▶ RECORDS FOR PROCESSING

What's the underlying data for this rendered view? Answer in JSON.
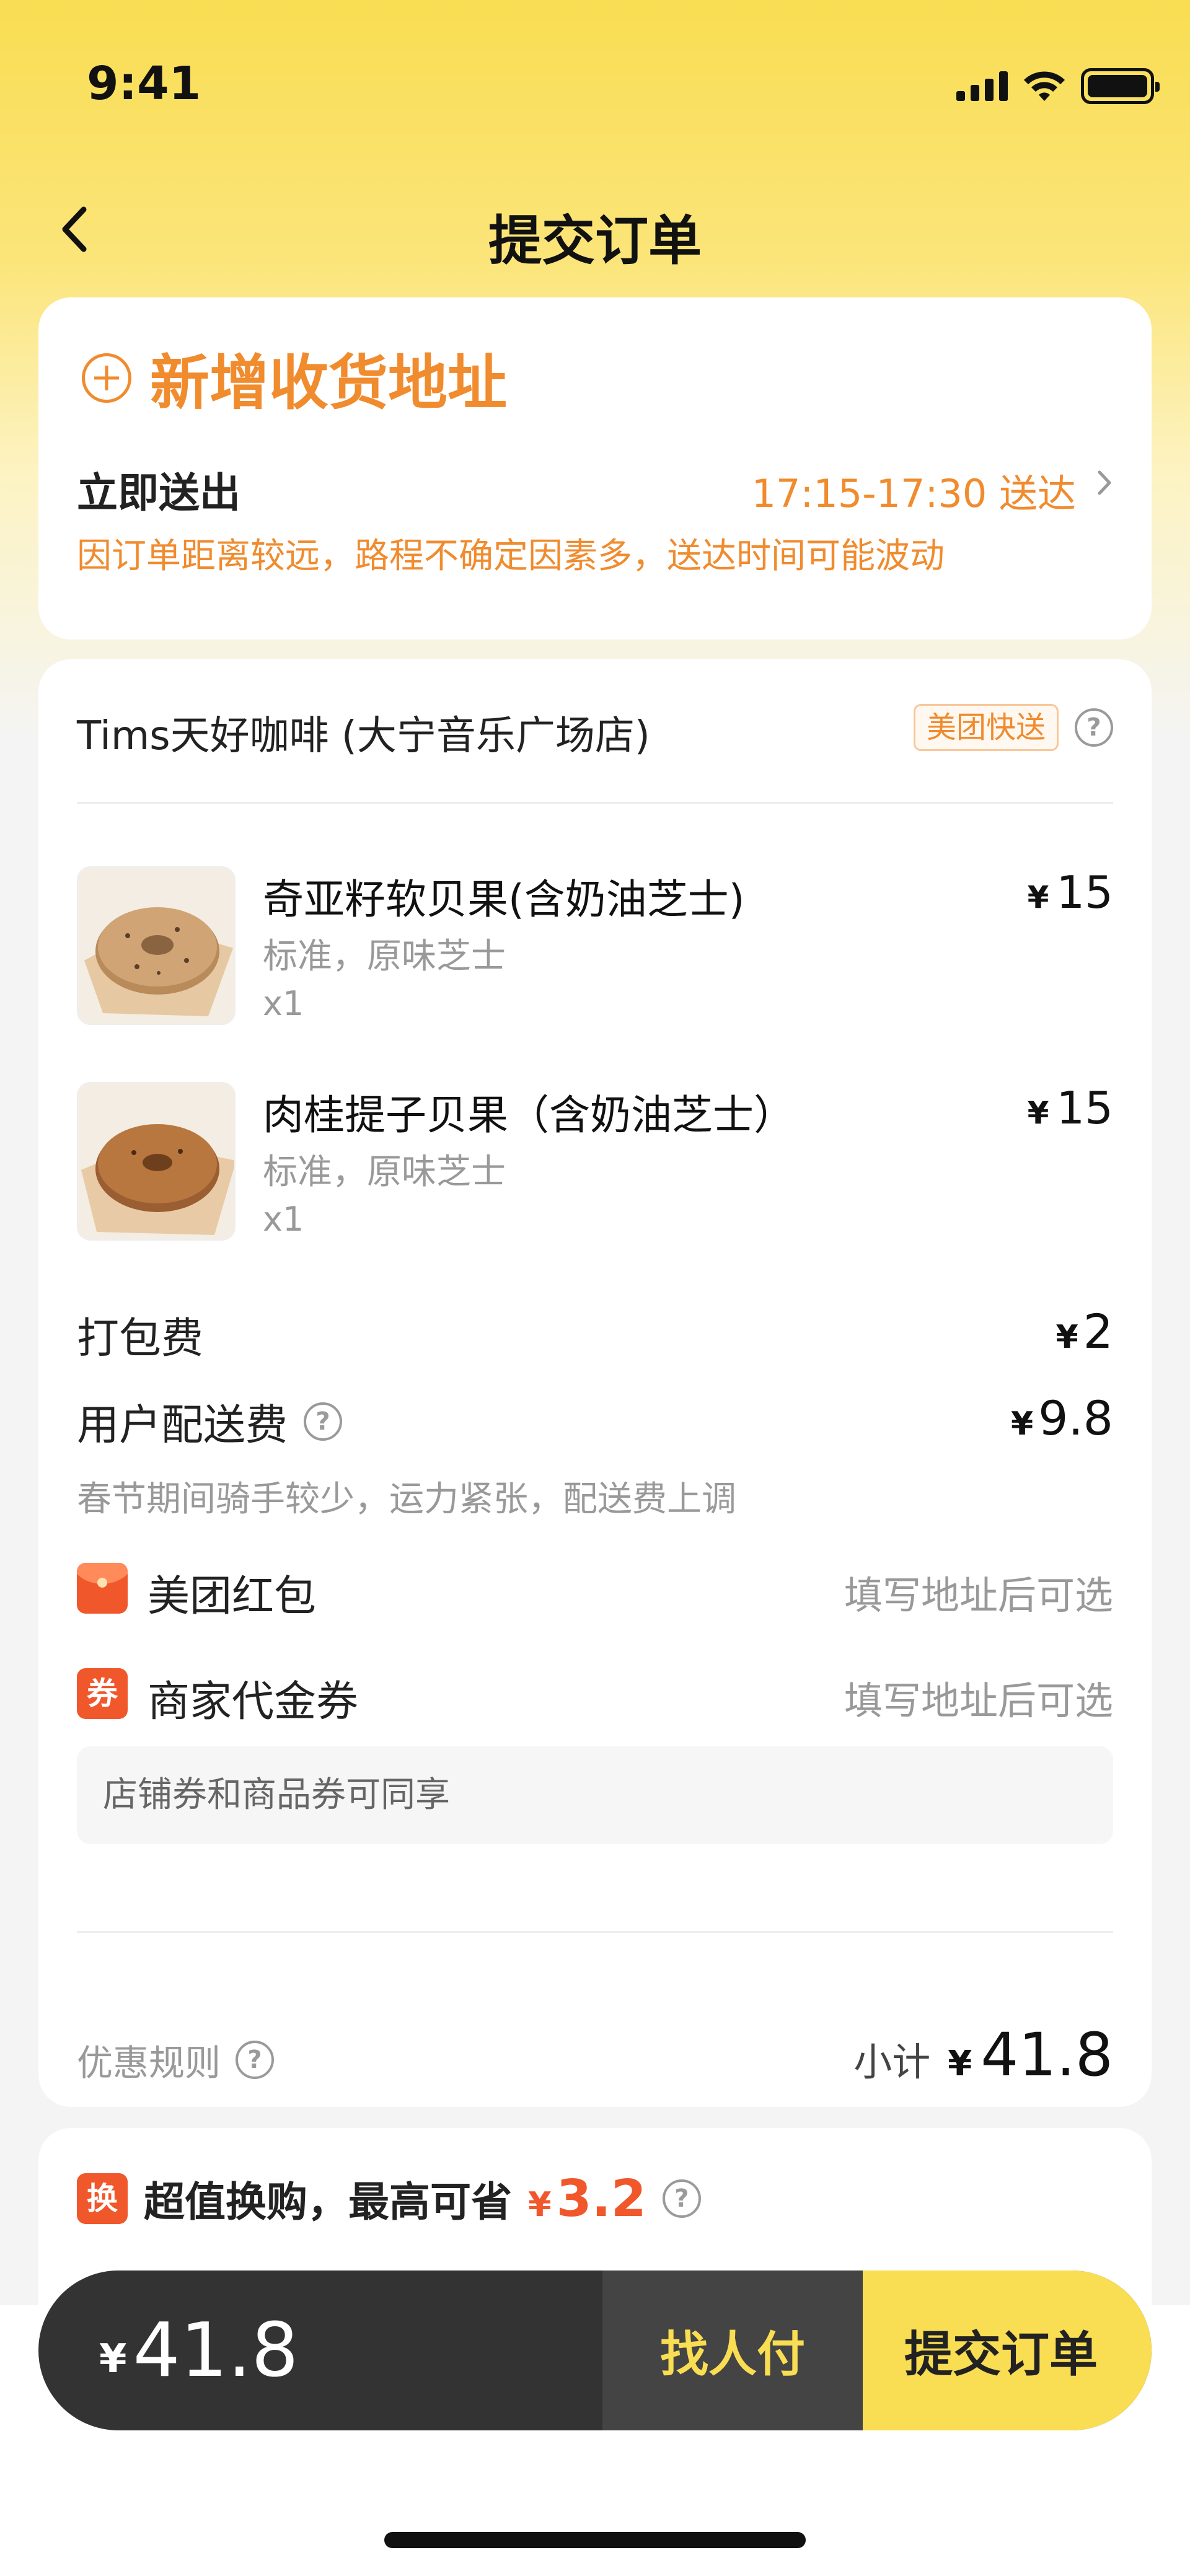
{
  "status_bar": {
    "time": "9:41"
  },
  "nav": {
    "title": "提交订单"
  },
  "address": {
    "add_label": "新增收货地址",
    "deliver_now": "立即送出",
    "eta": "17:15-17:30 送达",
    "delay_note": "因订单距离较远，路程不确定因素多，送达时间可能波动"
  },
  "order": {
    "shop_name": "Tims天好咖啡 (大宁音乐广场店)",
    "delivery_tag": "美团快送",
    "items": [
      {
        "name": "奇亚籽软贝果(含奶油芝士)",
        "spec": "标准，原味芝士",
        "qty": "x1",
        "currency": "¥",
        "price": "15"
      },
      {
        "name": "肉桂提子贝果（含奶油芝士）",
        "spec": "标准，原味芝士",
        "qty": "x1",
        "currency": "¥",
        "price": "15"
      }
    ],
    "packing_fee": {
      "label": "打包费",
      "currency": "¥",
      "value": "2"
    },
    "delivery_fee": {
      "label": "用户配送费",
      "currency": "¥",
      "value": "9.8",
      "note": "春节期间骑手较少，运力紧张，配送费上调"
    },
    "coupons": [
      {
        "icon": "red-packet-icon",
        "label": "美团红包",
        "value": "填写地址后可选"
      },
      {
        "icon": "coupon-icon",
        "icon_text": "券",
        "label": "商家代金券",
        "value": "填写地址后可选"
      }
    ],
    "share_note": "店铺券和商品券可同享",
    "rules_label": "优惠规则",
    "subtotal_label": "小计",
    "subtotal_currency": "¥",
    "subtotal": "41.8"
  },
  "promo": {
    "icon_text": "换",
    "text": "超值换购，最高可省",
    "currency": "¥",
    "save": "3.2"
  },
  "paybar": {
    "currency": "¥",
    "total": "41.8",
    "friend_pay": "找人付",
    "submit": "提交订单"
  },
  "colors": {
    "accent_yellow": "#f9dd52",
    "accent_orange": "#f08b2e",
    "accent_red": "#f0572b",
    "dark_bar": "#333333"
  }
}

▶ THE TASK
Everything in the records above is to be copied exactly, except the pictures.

▶ REPLY TO THE EXERCISE
What's the underlying data for this rendered view? Answer in JSON.
{
  "status_bar": {
    "time": "9:41"
  },
  "nav": {
    "title": "提交订单"
  },
  "address": {
    "add_label": "新增收货地址",
    "deliver_now": "立即送出",
    "eta": "17:15-17:30 送达",
    "delay_note": "因订单距离较远，路程不确定因素多，送达时间可能波动"
  },
  "order": {
    "shop_name": "Tims天好咖啡 (大宁音乐广场店)",
    "delivery_tag": "美团快送",
    "items": [
      {
        "name": "奇亚籽软贝果(含奶油芝士)",
        "spec": "标准，原味芝士",
        "qty": "x1",
        "currency": "¥",
        "price": "15"
      },
      {
        "name": "肉桂提子贝果（含奶油芝士）",
        "spec": "标准，原味芝士",
        "qty": "x1",
        "currency": "¥",
        "price": "15"
      }
    ],
    "packing_fee": {
      "label": "打包费",
      "currency": "¥",
      "value": "2"
    },
    "delivery_fee": {
      "label": "用户配送费",
      "currency": "¥",
      "value": "9.8",
      "note": "春节期间骑手较少，运力紧张，配送费上调"
    },
    "coupons": [
      {
        "icon": "red-packet-icon",
        "label": "美团红包",
        "value": "填写地址后可选"
      },
      {
        "icon": "coupon-icon",
        "icon_text": "券",
        "label": "商家代金券",
        "value": "填写地址后可选"
      }
    ],
    "share_note": "店铺券和商品券可同享",
    "rules_label": "优惠规则",
    "subtotal_label": "小计",
    "subtotal_currency": "¥",
    "subtotal": "41.8"
  },
  "promo": {
    "icon_text": "换",
    "text": "超值换购，最高可省",
    "currency": "¥",
    "save": "3.2"
  },
  "paybar": {
    "currency": "¥",
    "total": "41.8",
    "friend_pay": "找人付",
    "submit": "提交订单"
  },
  "colors": {
    "accent_yellow": "#f9dd52",
    "accent_orange": "#f08b2e",
    "accent_red": "#f0572b",
    "dark_bar": "#333333"
  }
}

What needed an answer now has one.